In memory of my father-in-law, Hugh Lord Whitehouse
For days we’d been packing—
the clothes that would fit no one
had been given away,
the rooms were full of boxes
and tagged furniture,
the walls were bare,
closets and cupboards empty.
Yet, stripped of so much,
the house still enchanted us,
enfolded and protected us.
Light through dozens of windows
played over the clean white walls
and stairs and banisters of maple wood.
At the back of the house was the view
over the watery road of the canal
and all the wildlife that lived along it.
The night before the movers came
I made a dinner of triple tail
baked with butter and lemon,
roast potatoes and asparagus,
green salad with tomato,
avocado, and goat cheese—
one last meal to add to

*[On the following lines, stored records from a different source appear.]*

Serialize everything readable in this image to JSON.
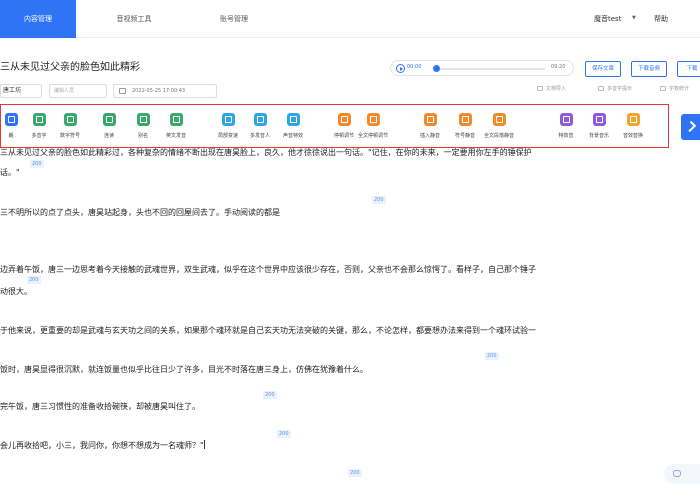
{
  "nav": {
    "tabs": [
      "内容管理",
      "音视频工具",
      "账号管理"
    ],
    "user": "魔音test",
    "help": "帮助"
  },
  "doc": {
    "title": "三从未见过父亲的脸色如此精彩",
    "reader": "唐工坊",
    "input_placeholder": "编辑人员",
    "datetime": "2021-05-25 17:00:43"
  },
  "player": {
    "current": "00:00",
    "total": "09:20",
    "progress": 0
  },
  "header_buttons": [
    "保存文章",
    "下载音频",
    "下载"
  ],
  "header_options": [
    "文档导入",
    "多音字提示",
    "字数统计"
  ],
  "toolbar": [
    {
      "label": "朗",
      "color": "#2f74f5",
      "icon": "play-circle-icon"
    },
    {
      "label": "多音字",
      "color": "#3aa86b",
      "icon": "polyphone-icon"
    },
    {
      "label": "数字符号",
      "color": "#3aa86b",
      "icon": "number-icon"
    },
    {
      "label": "连读",
      "color": "#3aa86b",
      "icon": "link-read-icon"
    },
    {
      "label": "别名",
      "color": "#3aa86b",
      "icon": "alias-icon"
    },
    {
      "label": "英文发音",
      "color": "#3aa86b",
      "icon": "english-icon"
    },
    {
      "label": "局部变速",
      "color": "#2fa6df",
      "icon": "speed-icon"
    },
    {
      "label": "多发音人",
      "color": "#2fa6df",
      "icon": "speakers-icon"
    },
    {
      "label": "声音特效",
      "color": "#2fa6df",
      "icon": "effect-icon"
    },
    {
      "label": "停顿调节",
      "color": "#f08c2e",
      "icon": "pause-adjust-icon"
    },
    {
      "label": "全文停顿调节",
      "color": "#f08c2e",
      "icon": "full-pause-icon"
    },
    {
      "label": "插入静音",
      "color": "#f08c2e",
      "icon": "insert-silence-icon"
    },
    {
      "label": "符号静音",
      "color": "#f08c2e",
      "icon": "symbol-silence-icon"
    },
    {
      "label": "全文段落静音",
      "color": "#f08c2e",
      "icon": "paragraph-silence-icon"
    },
    {
      "label": "特效音",
      "color": "#8e5ad6",
      "icon": "sound-effect-icon"
    },
    {
      "label": "背景音乐",
      "color": "#8e5ad6",
      "icon": "bgm-icon"
    },
    {
      "label": "音效替换",
      "color": "#f0a52e",
      "icon": "replace-icon"
    }
  ],
  "paragraphs": [
    {
      "text": "三从未见过父亲的脸色如此精彩过，各种复杂的情绪不断出现在唐昊脸上，良久，他才徐徐说出一句话。\"记住，在你的未来，一定要用你左手的锤保护",
      "badge": null
    },
    {
      "text": "话。\"",
      "badge": "200"
    },
    {
      "text": "三不明所以的点了点头，唐昊站起身，头也不回的回屋间去了。手动阅读的都是",
      "badge": "200"
    },
    {
      "text": "边弄着午饭，唐三一边思考着今天接触的武魂世界，双生武魂，似乎在这个世界中应该很少存在，否则，父亲也不会那么惊愕了。看样子，自己那个锤子",
      "badge": null
    },
    {
      "text": "动很大。",
      "badge": "200"
    },
    {
      "text": "于他来说，更重要的却是武魂与玄天功之间的关系，如果那个魂环就是自己玄天功无法突破的关键，那么，不论怎样，都要想办法来得到一个魂环试验一",
      "badge": null
    },
    {
      "text": "饭时，唐昊显得很沉默，就连饭量也似乎比往日少了许多，目光不时落在唐三身上，仿佛在犹豫着什么。",
      "badge": "200"
    },
    {
      "text": "完午饭，唐三习惯性的准备收拾碗筷，却被唐昊叫住了。",
      "badge": "200"
    },
    {
      "text": "会儿再收拾吧，小三，我问你，你想不想成为一名魂师？\"",
      "badge": "200"
    },
    {
      "text": "",
      "badge": "200"
    }
  ]
}
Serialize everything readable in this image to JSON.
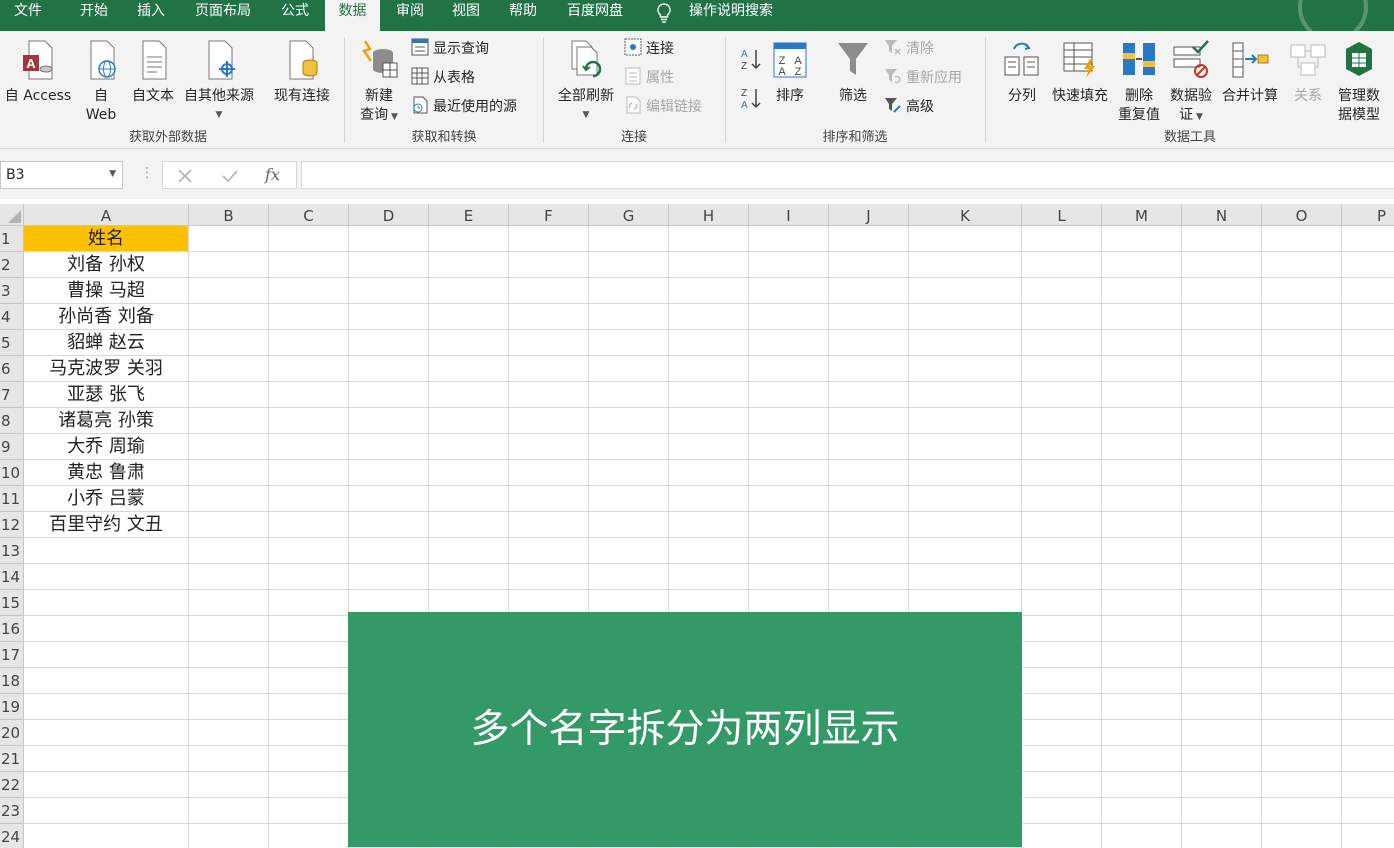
{
  "tabs": [
    {
      "id": "file",
      "label": "文件"
    },
    {
      "id": "home",
      "label": "开始"
    },
    {
      "id": "insert",
      "label": "插入"
    },
    {
      "id": "layout",
      "label": "页面布局"
    },
    {
      "id": "formulas",
      "label": "公式"
    },
    {
      "id": "data",
      "label": "数据",
      "active": true
    },
    {
      "id": "review",
      "label": "审阅"
    },
    {
      "id": "view",
      "label": "视图"
    },
    {
      "id": "help",
      "label": "帮助"
    },
    {
      "id": "baidu",
      "label": "百度网盘"
    }
  ],
  "tell_me": "操作说明搜索",
  "ribbon": {
    "groups": {
      "external": "获取外部数据",
      "transform": "获取和转换",
      "connections": "连接",
      "sortfilter": "排序和筛选",
      "datatools": "数据工具"
    },
    "from_access": "自 Access",
    "from_web_1": "自",
    "from_web_2": "Web",
    "from_text": "自文本",
    "from_other": "自其他来源",
    "existing_conn": "现有连接",
    "new_query_1": "新建",
    "new_query_2": "查询",
    "show_queries": "显示查询",
    "from_table": "从表格",
    "recent_sources": "最近使用的源",
    "refresh_all": "全部刷新",
    "connections": "连接",
    "properties": "属性",
    "edit_links": "编辑链接",
    "sort": "排序",
    "filter": "筛选",
    "clear": "清除",
    "reapply": "重新应用",
    "advanced": "高级",
    "text_to_columns": "分列",
    "flash_fill": "快速填充",
    "remove_dup_1": "删除",
    "remove_dup_2": "重复值",
    "validation_1": "数据验",
    "validation_2": "证",
    "consolidate": "合并计算",
    "relationships": "关系",
    "data_model_1": "管理数",
    "data_model_2": "据模型"
  },
  "formula_bar": {
    "name_box": "B3",
    "fx": "fx",
    "value": ""
  },
  "sheet": {
    "columns": [
      "A",
      "B",
      "C",
      "D",
      "E",
      "F",
      "G",
      "H",
      "I",
      "J",
      "K",
      "L",
      "M",
      "N",
      "O",
      "P"
    ],
    "rows": [
      "1",
      "2",
      "3",
      "4",
      "5",
      "6",
      "7",
      "8",
      "9",
      "10",
      "11",
      "12",
      "13",
      "14",
      "15",
      "16",
      "17",
      "18",
      "19",
      "20",
      "21",
      "22",
      "23",
      "24"
    ],
    "header_cell": "姓名",
    "names": [
      "刘备  孙权",
      "曹操  马超",
      "孙尚香  刘备",
      "貂蝉  赵云",
      "马克波罗  关羽",
      "亚瑟  张飞",
      "诸葛亮  孙策",
      "大乔  周瑜",
      "黄忠  鲁肃",
      "小乔  吕蒙",
      "百里守约  文丑"
    ]
  },
  "banner_text": "多个名字拆分为两列显示",
  "colors": {
    "accent": "#217346",
    "header_fill": "#ffc000",
    "banner": "#339966"
  }
}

the memorable meals over the years.
Later that night I swam in the pool
in the warm September rain,
while my husband shot pool
in the next room.
Through the glass doors I glimpsed him
aiming the cue, heard
the clicks of balls being struck.
I dove underwater,
submerged in a sweet,
Dense night, falling rain
on warm water, the air so full
of rain it was like water.
Just before everyone left,
I discovered the bookends
interspersed between the books
that no one was taking
and recognized my father-in-law’s handiwork
in the blocks of wood four inches square,
each fastened at right angles with two screws
to a square of aluminum.
Made with care, using materials at hand,
the squares of wood sanded and stained,
and the squares of aluminum sanded, too,
so they would slide smoothly
between book and bookshelf.
Presented with the bookends,
my husband dated them from his father’s
grad student days, when short on money,
with mechanical abilities and cultivated tastes,
he made a pair of floor lamps
from salad bowls and ski poles painted black,
with tubular linen shades.
In so much of what he did,
My father-in-law exhibited a painful perfection
that was hard to live up to, hard to live with.
In their serenity and simplicity,
these beautiful objects he made
reveal nothing of his struggles.
A GIRL WHO FELL IN LOVE WITH AN ISLAND
I thought I saw the ghost of myself
as I was at the age of 27,
standing up on a bicycle, peddling uphill,
long hair streaming behind her.
She smiled as she passed me in the twilight
and wished me a good evening.
On the back of her bike was
a milk crate for hauling things,
the same as I once had.
She was wearing flip-flops
and a loose wrapped skirt.
I had seen her on the beach,
making salutations to the setting sun
over the sea in a reflected fire
of blazing gold and rose embers.
I hadn’t wanted to interrupt her,
or show her to herself thirty years older.
I was a girl who fell in love with an island.
Each time I’ve left here,
something of that quiet, introspective girl
has lingered behind and never left.
On visits when I come across her
she has never gotten any older.
In August I return in search of her,
wearing my oldest clothes, ones she wore,
worn and faded, softened by use.
Once again she and I are one
when I swim in the cove’s cold waters,
gazing up at the sea and sky
or diving underwater to watch
the dark kelps waving over the rocks.
Posted on 2015-12-07